**Problem to solve:** Scan the records for the word "cart". Report each line where it occurs.
-------- Records shown --------
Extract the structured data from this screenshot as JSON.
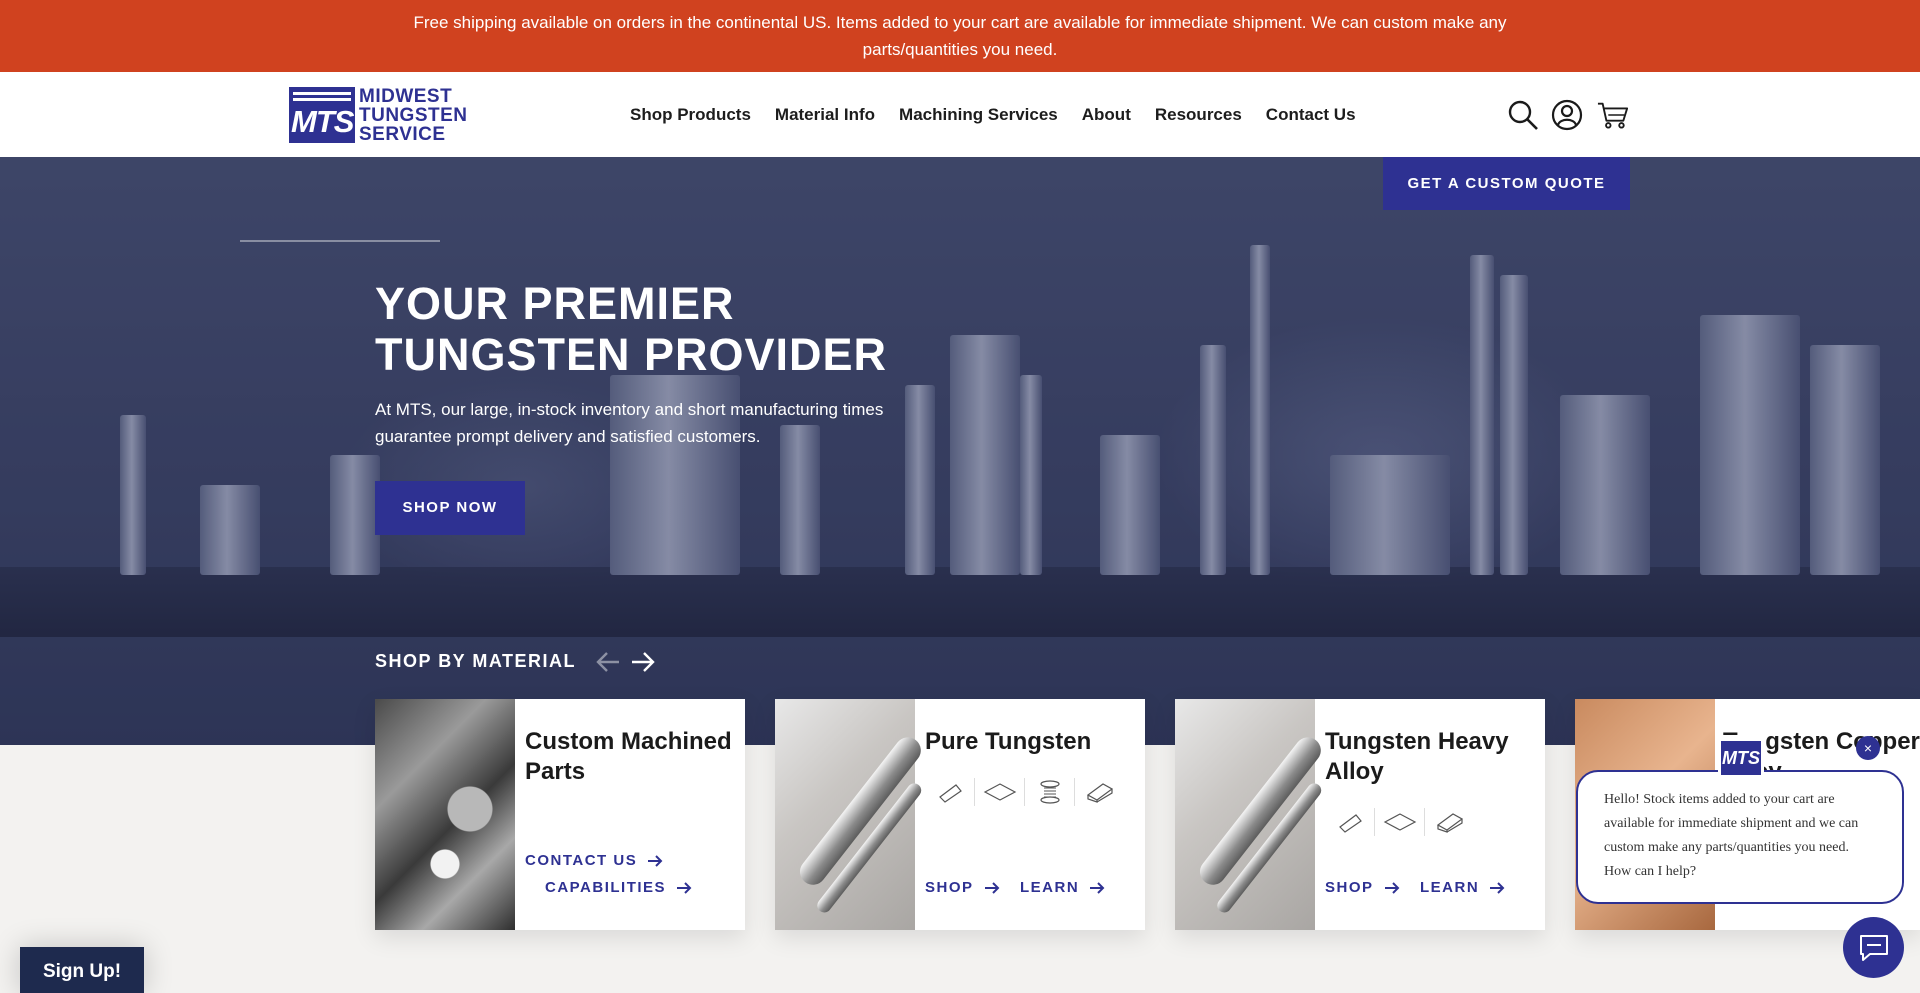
{
  "announcement": {
    "text": "Free shipping available on orders in the continental US. Items added to your cart are available for immediate shipment. We can custom make any parts/quantities you need."
  },
  "brand": {
    "mark": "MTS",
    "line1": "MIDWEST",
    "line2": "TUNGSTEN",
    "line3": "SERVICE",
    "color": "#2e3192"
  },
  "nav": {
    "items": [
      {
        "label": "Shop Products"
      },
      {
        "label": "Material Info"
      },
      {
        "label": "Machining Services"
      },
      {
        "label": "About"
      },
      {
        "label": "Resources"
      },
      {
        "label": "Contact Us"
      }
    ],
    "icons": [
      "search-icon",
      "account-icon",
      "cart-icon"
    ]
  },
  "hero": {
    "quote_button": "GET A CUSTOM QUOTE",
    "title_line1": "YOUR PREMIER",
    "title_line2": "TUNGSTEN PROVIDER",
    "subtitle": "At MTS, our large, in-stock inventory and short manufacturing times guarantee prompt delivery and satisfied customers.",
    "cta": "SHOP NOW"
  },
  "materials": {
    "heading": "SHOP BY MATERIAL",
    "cards": [
      {
        "title": "Custom Machined Parts",
        "link1": "CONTACT US",
        "link2": "CAPABILITIES"
      },
      {
        "title": "Pure Tungsten",
        "link1": "SHOP",
        "link2": "LEARN"
      },
      {
        "title": "Tungsten Heavy Alloy",
        "link1": "SHOP",
        "link2": "LEARN"
      },
      {
        "title": "Tungsten Copper Alloy"
      }
    ]
  },
  "chat": {
    "message": "Hello! Stock items added to your cart are available for immediate shipment and we can custom make any parts/quantities you need. How can I help?",
    "avatar": "MTS",
    "close": "×"
  },
  "signup": {
    "label": "Sign Up!"
  },
  "colors": {
    "announce": "#d0421f",
    "primary": "#2e3192",
    "signup": "#1e2a4e"
  }
}
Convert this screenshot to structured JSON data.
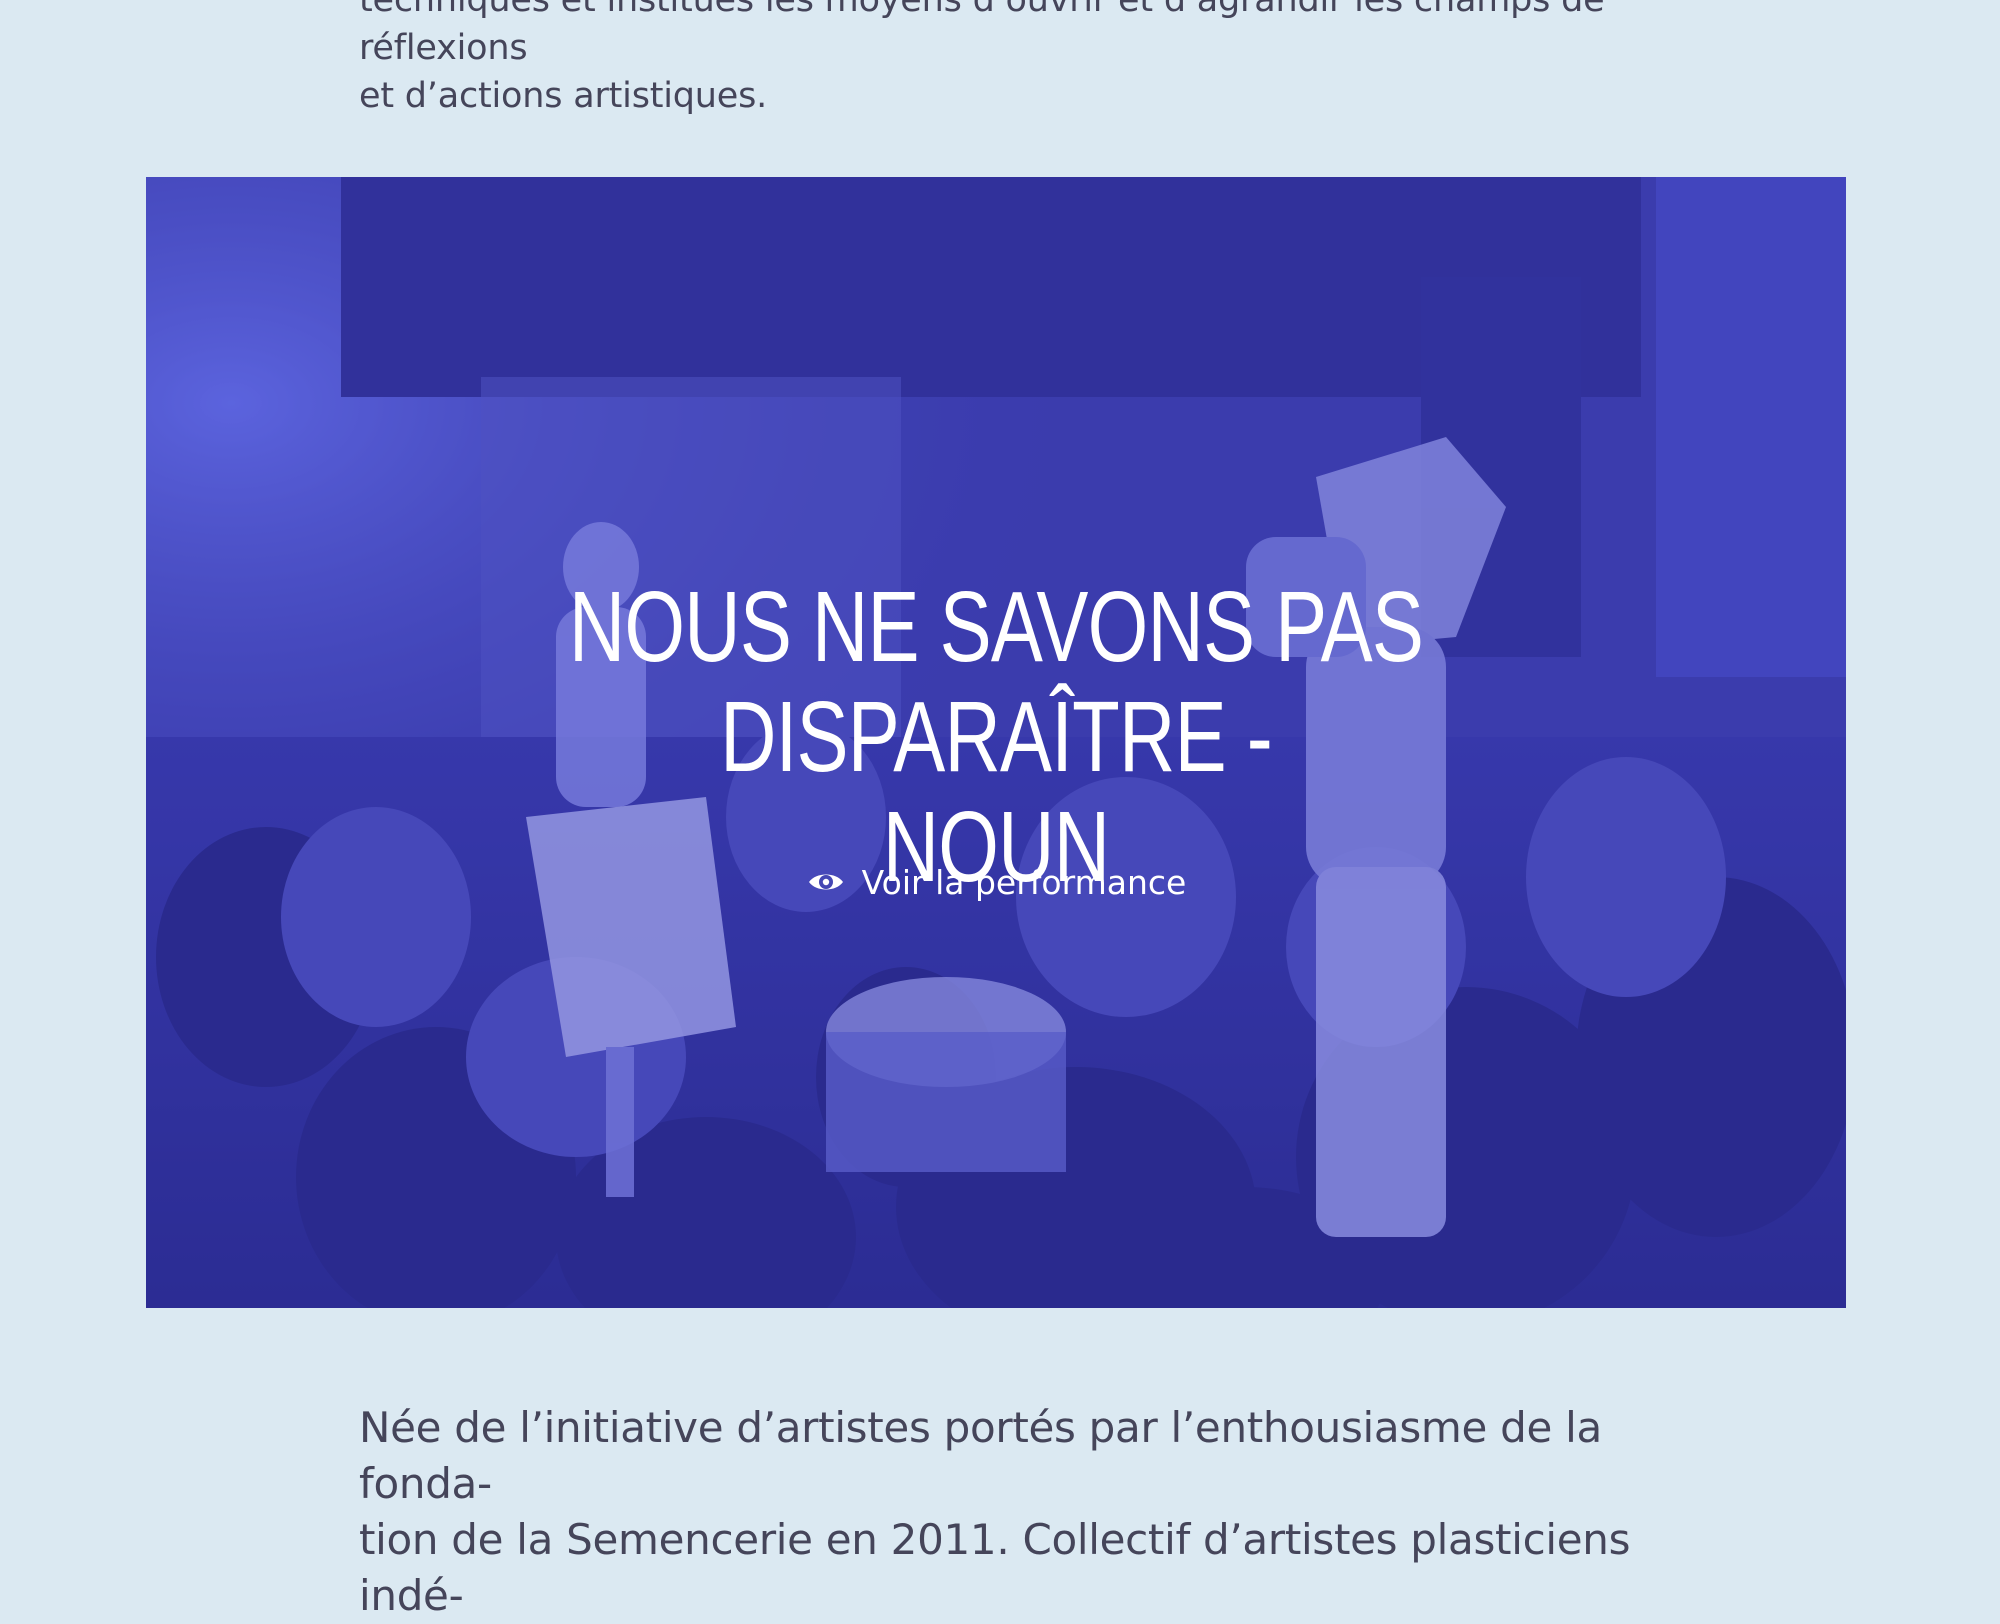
{
  "intro": {
    "line_1": "techniques et institués les moyens d’ouvrir et d’agrandir les champs de réflexions",
    "line_2": "et d’actions artistiques."
  },
  "hero": {
    "title_line_1": "NOUS NE SAVONS PAS DISPARAÎTRE -",
    "title_line_2": "NOUN",
    "cta_icon": "eye-icon",
    "cta_label": "Voir la performance"
  },
  "body": {
    "line_1": "Née de l’initiative d’artistes portés par l’enthousiasme de la fonda-",
    "line_2": "tion de la Semencerie en 2011. Collectif d’artistes plasticiens indé-"
  },
  "colors": {
    "page_background": "#dbe9f2",
    "hero_tint": "#3c3fa6",
    "text": "#45455a"
  }
}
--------
**Reply to the exercise:**
    "text": "Free shipping available on orders in the continental US. Items added to your cart are available for immediate shipment. We can custom make any parts/quantities you need."
      "cart-icon"
    "message": "Hello! Stock items added to your cart are available for immediate shipment and we can custom make any parts/quantities you need. How can I help?",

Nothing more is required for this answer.